With the finesse of General Ulysses S. Grant moving pieces across battlefield maps, legendary conservationist Lowell Baier has ably recounted how the Endangered Species Act of 1973 became the law of the land in this exemplary book. . . Baier’s book is not only a chronological history but a clarion call to action. It will take the engagement of every American to muster the collective will to save our wildlife resources in perpetuity.
When I served as Deputy Solicitor of the Department of the Interior, I sat down and read the entire legislative history of the Endangered Species Act to prepare to address a matter. I wish I had this wonderful work within my grasp at that time. This series is a great baseline for someone looking to learn more about the ESA or for old hands looking to reminisce and think about the future. A great read.
The impeccable writing and extensive research of Lowell Baier’s latest book, Codex, provides yet another history of a law few understand, yet is the most celebrated, and condemned, of all environmental laws. The story of the Endangered Species Act’s 50 year history, based on original sources and first-hand accounts, is a major contribution to conservation history. It’s a book of epic proportion articulated in a straight forward style that emphasizes collaboration over conflict in the application and administration of the Endangered Species Act. Lowell’s Codex will provide the definitive reference guide for decades to come.
Baier’s Codexof the Endangered Species Act is a sorely needed history of this incredibly important act. It strips away much of the disinformation about the Endangered Species Act that has materially harmed the nation’s ability to have a civil discourse about the act. Using it as a guide, we should be able to relearn how to collaborate and reach common goals for all us.
Lowell Baier’s account of the Endangered Species Act – its origins, implementation, and prospects for the future – is expansive in scope and rich in detail. It is a vital addition to the growing literature on this cornerstone environmental law.
The Endangered Species Act is one of the most powerful laws in the United States and has evoked gladiatorial conflict in the management of natural resources. Lowell Baier has magnificently captured the original intent, challenges and evolution through its 50-year history.
Lowell Baier’s comprehensive and well researched treatise is a masterful disassembling of the Goridan knot known as the Endangered Species Act. This book is a must read for students, administrators, academicians, attorneys, and anyone who tries to navigate the complexities of the Endangered Species Act. Lowell’s conversations with those who were directly involved with the development and evolution of the ESA lend a “behind the scenes” view of one of the most misunderstood and impactful statues of our generation.
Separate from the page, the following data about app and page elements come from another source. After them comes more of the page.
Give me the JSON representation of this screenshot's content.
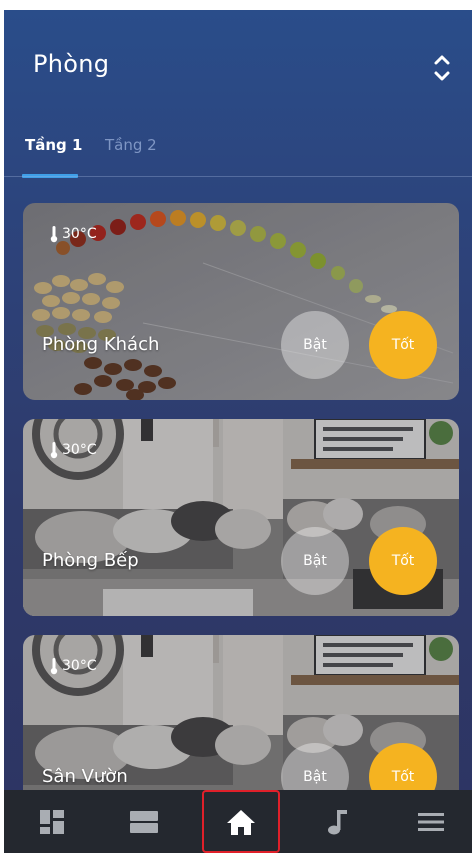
{
  "header": {
    "title": "Phòng",
    "sort_icon": "unfold-icon"
  },
  "tabs": [
    {
      "label": "Tầng 1",
      "active": true
    },
    {
      "label": "Tầng 2",
      "active": false
    }
  ],
  "rooms": [
    {
      "name": "Phòng Khách",
      "temperature": "30°C",
      "on_label": "Bật",
      "off_label": "Tốt"
    },
    {
      "name": "Phòng Bếp",
      "temperature": "30°C",
      "on_label": "Bật",
      "off_label": "Tốt"
    },
    {
      "name": "Sân Vườn",
      "temperature": "30°C",
      "on_label": "Bật",
      "off_label": "Tốt"
    }
  ],
  "bottom_nav": [
    {
      "icon": "dashboard-icon",
      "active": false
    },
    {
      "icon": "layers-icon",
      "active": false
    },
    {
      "icon": "home-icon",
      "active": true
    },
    {
      "icon": "music-note-icon",
      "active": false
    },
    {
      "icon": "menu-icon",
      "active": false
    }
  ],
  "colors": {
    "accent_off_button": "#f5b320",
    "tab_indicator": "#3f9fe8",
    "nav_background": "#24282f",
    "active_nav_outline": "#e0202a"
  }
}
It provides a powerful explanation of an approach to sustain the world’s biodiversity.